Working data Start Marker
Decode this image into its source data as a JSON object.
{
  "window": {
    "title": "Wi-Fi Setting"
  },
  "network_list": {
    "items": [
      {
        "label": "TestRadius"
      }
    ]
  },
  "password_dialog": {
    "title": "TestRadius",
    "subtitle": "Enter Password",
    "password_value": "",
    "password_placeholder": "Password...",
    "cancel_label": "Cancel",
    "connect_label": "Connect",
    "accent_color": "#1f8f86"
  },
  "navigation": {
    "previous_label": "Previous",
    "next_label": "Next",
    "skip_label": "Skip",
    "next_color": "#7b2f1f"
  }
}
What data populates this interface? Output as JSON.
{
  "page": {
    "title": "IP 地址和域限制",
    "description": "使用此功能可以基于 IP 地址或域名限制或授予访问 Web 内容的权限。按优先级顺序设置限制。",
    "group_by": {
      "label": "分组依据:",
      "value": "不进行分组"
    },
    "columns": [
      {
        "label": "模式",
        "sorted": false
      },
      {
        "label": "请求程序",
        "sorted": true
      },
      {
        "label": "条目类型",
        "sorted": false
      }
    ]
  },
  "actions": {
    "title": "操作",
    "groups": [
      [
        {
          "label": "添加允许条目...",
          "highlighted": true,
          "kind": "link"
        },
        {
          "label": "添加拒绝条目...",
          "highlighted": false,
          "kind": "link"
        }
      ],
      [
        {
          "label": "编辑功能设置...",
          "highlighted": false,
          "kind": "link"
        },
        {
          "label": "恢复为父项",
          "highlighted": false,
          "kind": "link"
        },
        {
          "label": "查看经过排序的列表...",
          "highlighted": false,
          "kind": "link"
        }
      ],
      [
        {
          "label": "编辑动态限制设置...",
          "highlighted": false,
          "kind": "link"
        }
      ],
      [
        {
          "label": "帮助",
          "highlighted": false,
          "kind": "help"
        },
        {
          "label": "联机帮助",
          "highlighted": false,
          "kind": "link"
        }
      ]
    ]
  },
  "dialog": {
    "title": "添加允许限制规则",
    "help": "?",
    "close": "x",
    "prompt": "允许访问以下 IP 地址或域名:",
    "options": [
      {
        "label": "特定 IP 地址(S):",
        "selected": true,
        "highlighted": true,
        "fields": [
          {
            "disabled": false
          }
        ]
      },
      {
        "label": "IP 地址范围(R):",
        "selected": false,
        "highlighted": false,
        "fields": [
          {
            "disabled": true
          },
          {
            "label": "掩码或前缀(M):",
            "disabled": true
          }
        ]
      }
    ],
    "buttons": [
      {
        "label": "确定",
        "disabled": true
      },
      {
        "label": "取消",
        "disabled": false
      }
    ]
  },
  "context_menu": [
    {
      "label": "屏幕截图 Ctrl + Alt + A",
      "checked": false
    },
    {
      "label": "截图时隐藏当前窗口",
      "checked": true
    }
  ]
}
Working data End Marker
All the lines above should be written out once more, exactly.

Decode this image into its source data as a JSON object.
{
  "window": {
    "title": "Wi-Fi Setting"
  },
  "network_list": {
    "items": [
      {
        "label": "TestRadius"
      }
    ]
  },
  "password_dialog": {
    "title": "TestRadius",
    "subtitle": "Enter Password",
    "password_value": "",
    "password_placeholder": "Password...",
    "cancel_label": "Cancel",
    "connect_label": "Connect",
    "accent_color": "#1f8f86"
  },
  "navigation": {
    "previous_label": "Previous",
    "next_label": "Next",
    "skip_label": "Skip",
    "next_color": "#7b2f1f"
  }
}
What data populates this interface? Output as JSON.
{
  "page": {
    "title": "IP 地址和域限制",
    "description": "使用此功能可以基于 IP 地址或域名限制或授予访问 Web 内容的权限。按优先级顺序设置限制。",
    "group_by": {
      "label": "分组依据:",
      "value": "不进行分组"
    },
    "columns": [
      {
        "label": "模式",
        "sorted": false
      },
      {
        "label": "请求程序",
        "sorted": true
      },
      {
        "label": "条目类型",
        "sorted": false
      }
    ]
  },
  "actions": {
    "title": "操作",
    "groups": [
      [
        {
          "label": "添加允许条目...",
          "highlighted": true,
          "kind": "link"
        },
        {
          "label": "添加拒绝条目...",
          "highlighted": false,
          "kind": "link"
        }
      ],
      [
        {
          "label": "编辑功能设置...",
          "highlighted": false,
          "kind": "link"
        },
        {
          "label": "恢复为父项",
          "highlighted": false,
          "kind": "link"
        },
        {
          "label": "查看经过排序的列表...",
          "highlighted": false,
          "kind": "link"
        }
      ],
      [
        {
          "label": "编辑动态限制设置...",
          "highlighted": false,
          "kind": "link"
        }
      ],
      [
        {
          "label": "帮助",
          "highlighted": false,
          "kind": "help"
        },
        {
          "label": "联机帮助",
          "highlighted": false,
          "kind": "link"
        }
      ]
    ]
  },
  "dialog": {
    "title": "添加允许限制规则",
    "help": "?",
    "close": "x",
    "prompt": "允许访问以下 IP 地址或域名:",
    "options": [
      {
        "label": "特定 IP 地址(S):",
        "selected": true,
        "highlighted": true,
        "fields": [
          {
            "disabled": false
          }
        ]
      },
      {
        "label": "IP 地址范围(R):",
        "selected": false,
        "highlighted": false,
        "fields": [
          {
            "disabled": true
          },
          {
            "label": "掩码或前缀(M):",
            "disabled": true
          }
        ]
      }
    ],
    "buttons": [
      {
        "label": "确定",
        "disabled": true
      },
      {
        "label": "取消",
        "disabled": false
      }
    ]
  },
  "context_menu": [
    {
      "label": "屏幕截图 Ctrl + Alt + A",
      "checked": false
    },
    {
      "label": "截图时隐藏当前窗口",
      "checked": true
    }
  ]
}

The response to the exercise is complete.